Taking our 20% net profit margin, if others in our industry are achieving 13%, we are very efficient. Maybe we have lower overheads, or we are focused on high margin services while they cover a wider range.

Benchmarking figures are available from various sources for different industries and can be sliced and diced into regions, business sizes etc to get meaningful comparisons.

Internal comparisons

By comparing our ratio with previous years, we can see if we are getting better or worse.

By comparing our ratio with our budget, or target figures, we can see if we are heading towards our goals and budgets or not.

Good decisions are based on good management information and our ratios will reveal where we can concentrate our efforts to achieve the most dramatic impacts on our results.

Let’s look at another couple of examples.

Paying the bills

It is one thing to make a profit, but it’s no use until we collect it. Profitable, growing businesses still collapse when they can’t collect it quickly enough to pay their bills.

The current ratio is a measure of our ability to pay our bills. It compares our current assets (money we will collect in cash in the short-term) with our current liabilities (money we will have to pay out in the short-term).

Our current assets include money in the bank and debtors. Current liabilities include creditors, upcoming tax payments and other short-term financial obligations. The current ratio shows us how much we have in current assets to cover our current liabilities. I.e., how much money we have coming in to pay our bills.

Current Ratio = Current Assets / Current Liabilities

If our financial statements show current assets of $45,000 and current liabilities of $45,000, we have a current ratio of 1. Whether this is good or not depends on the industry we are in.

A supermarket can survive on a low current ratio as they have a plentiful supply of cash sales coming in each day. A consultant may need a much higher ratio. It takes time to deliver services, get them invoiced, then collect the money. While some businesses may be comfortable they can pay their bills with a current ratio under 1, a consultant may need a ratio over 2.

Getting new clients

Ratios can be used to measure all parts of our business, not just our financial results. To grow our client base, we need to convince people who are interested in our services to become clients. The rate of turning these leads into clients is our conversion rate.

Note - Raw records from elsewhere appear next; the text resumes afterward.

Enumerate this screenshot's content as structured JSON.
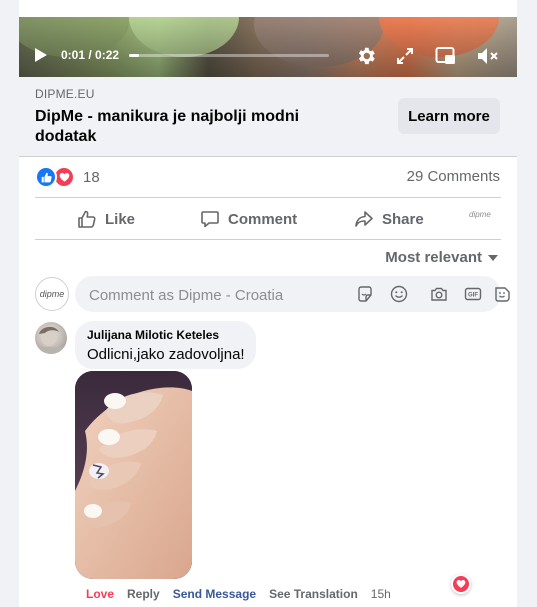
{
  "video": {
    "time": "0:01 / 0:22",
    "progress_fraction": 0.05,
    "controls": [
      "play-icon",
      "gear-icon",
      "fullscreen-icon",
      "picture-in-picture-icon",
      "volume-muted-icon"
    ]
  },
  "link_preview": {
    "domain": "DIPME.EU",
    "title": "DipMe - manikura je najbolji modni dodatak",
    "cta": "Learn more"
  },
  "reactions": {
    "icons": [
      "like-icon",
      "love-icon"
    ],
    "count": "18",
    "comments": "29 Comments"
  },
  "actions": {
    "like": "Like",
    "comment": "Comment",
    "share": "Share",
    "page_mark": "dipme"
  },
  "sort": {
    "label": "Most relevant"
  },
  "composer": {
    "avatar_text": "dipme",
    "placeholder": "Comment as Dipme - Croatia",
    "icons": [
      "sticker-icon",
      "emoji-icon",
      "camera-icon",
      "gif-icon",
      "sticker-face-icon"
    ]
  },
  "comment": {
    "author": "Julijana Milotic Keteles",
    "text": "Odlicni,jako zadovoljna!",
    "love": "Love",
    "reply": "Reply",
    "send_message": "Send Message",
    "see_translation": "See Translation",
    "time": "15h"
  },
  "colors": {
    "accent": "#1877f2",
    "love": "#f33e58",
    "send_message": "#385898",
    "muted_text": "#65676b"
  }
}
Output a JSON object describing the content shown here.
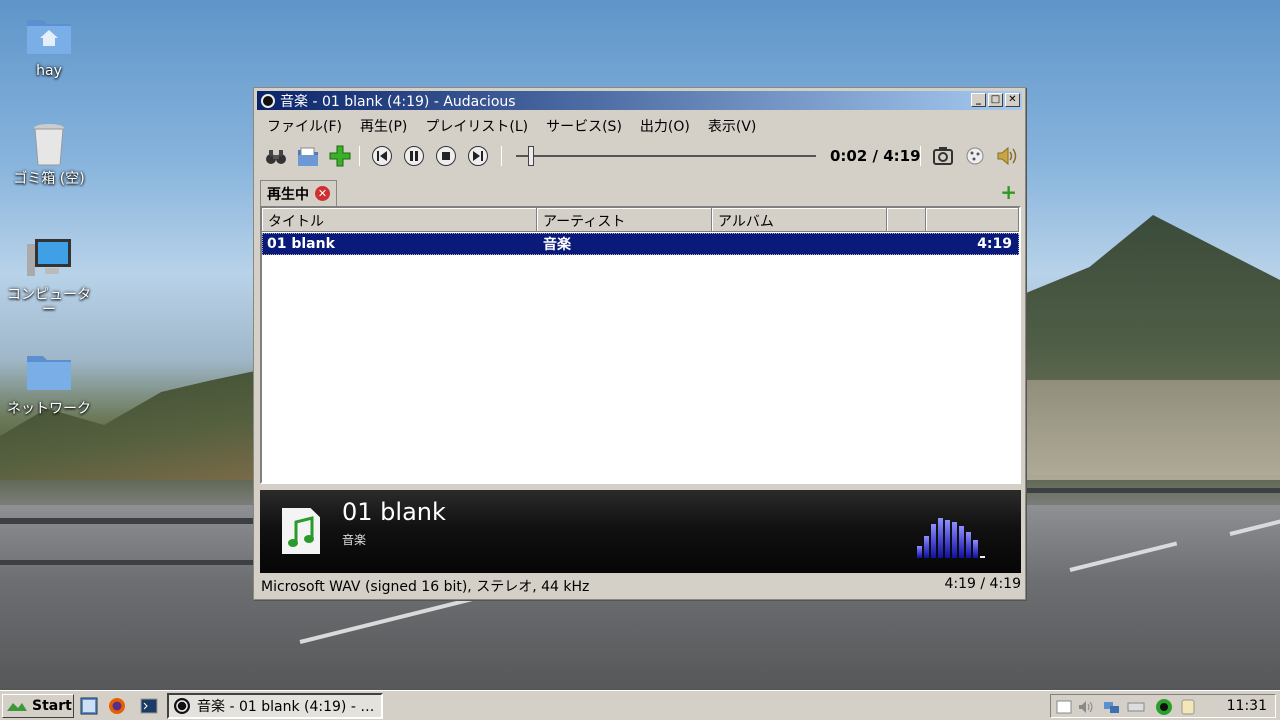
{
  "desktop": {
    "icons": [
      {
        "label": "hay",
        "icon": "home-folder-icon"
      },
      {
        "label": "ゴミ箱 (空)",
        "icon": "trash-icon"
      },
      {
        "label": "コンピューター",
        "icon": "computer-icon"
      },
      {
        "label": "ネットワーク",
        "icon": "network-folder-icon"
      }
    ]
  },
  "window": {
    "title": "音楽 - 01 blank (4:19) - Audacious",
    "menu": [
      "ファイル(F)",
      "再生(P)",
      "プレイリスト(L)",
      "サービス(S)",
      "出力(O)",
      "表示(V)"
    ],
    "time_display": "0:02 / 4:19",
    "playlist_tab": "再生中",
    "columns": [
      "タイトル",
      "アーティスト",
      "アルバム",
      "",
      ""
    ],
    "rows": [
      {
        "title": "01 blank",
        "artist": "音楽",
        "album": "",
        "length": "4:19"
      }
    ],
    "now_playing": {
      "title": "01 blank",
      "artist": "音楽"
    },
    "status_left": "Microsoft WAV (signed 16 bit), ステレオ, 44 kHz",
    "status_right": "4:19 / 4:19",
    "seek_fraction": 0.008
  },
  "taskbar": {
    "start_label": "Start",
    "task_label": "音楽 - 01 blank (4:19) - …",
    "clock": "11:31"
  },
  "colors": {
    "selection": "#0a1a7a",
    "titlebar": "#0a246a",
    "add_green": "#2c9a20"
  }
}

Conversion Rate = No. of Sales / No. of Leads x 100%.

If ten people enquire about our services, and two of them become clients, we have a 20% conversion rate (2 / 10 x 100%).

If we are generating plenty of enquiries but few new clients, improving our conversion rate will have a big impact on our results. We may need to work on our sales pitch.

If our conversion rate is high, concentrating on generating more leads will bring us many more clients. We may need to increase our marketing efforts.

Using ratios effectively

The first step to improving business performance is getting meaningful information that shows us where our business is at now. Armed with this information, we can understand what needs to change for the biggest impact on our results.

There are unlimited potential measures but the fewer we focus on the more energy we can put into changing them. A good business dashboard may contain four different measures covering four different parts of the business.

As management accountants, we help you take your business beyond guesswork and focus your efforts where they will get the greatest return.

Contact us with your business questions.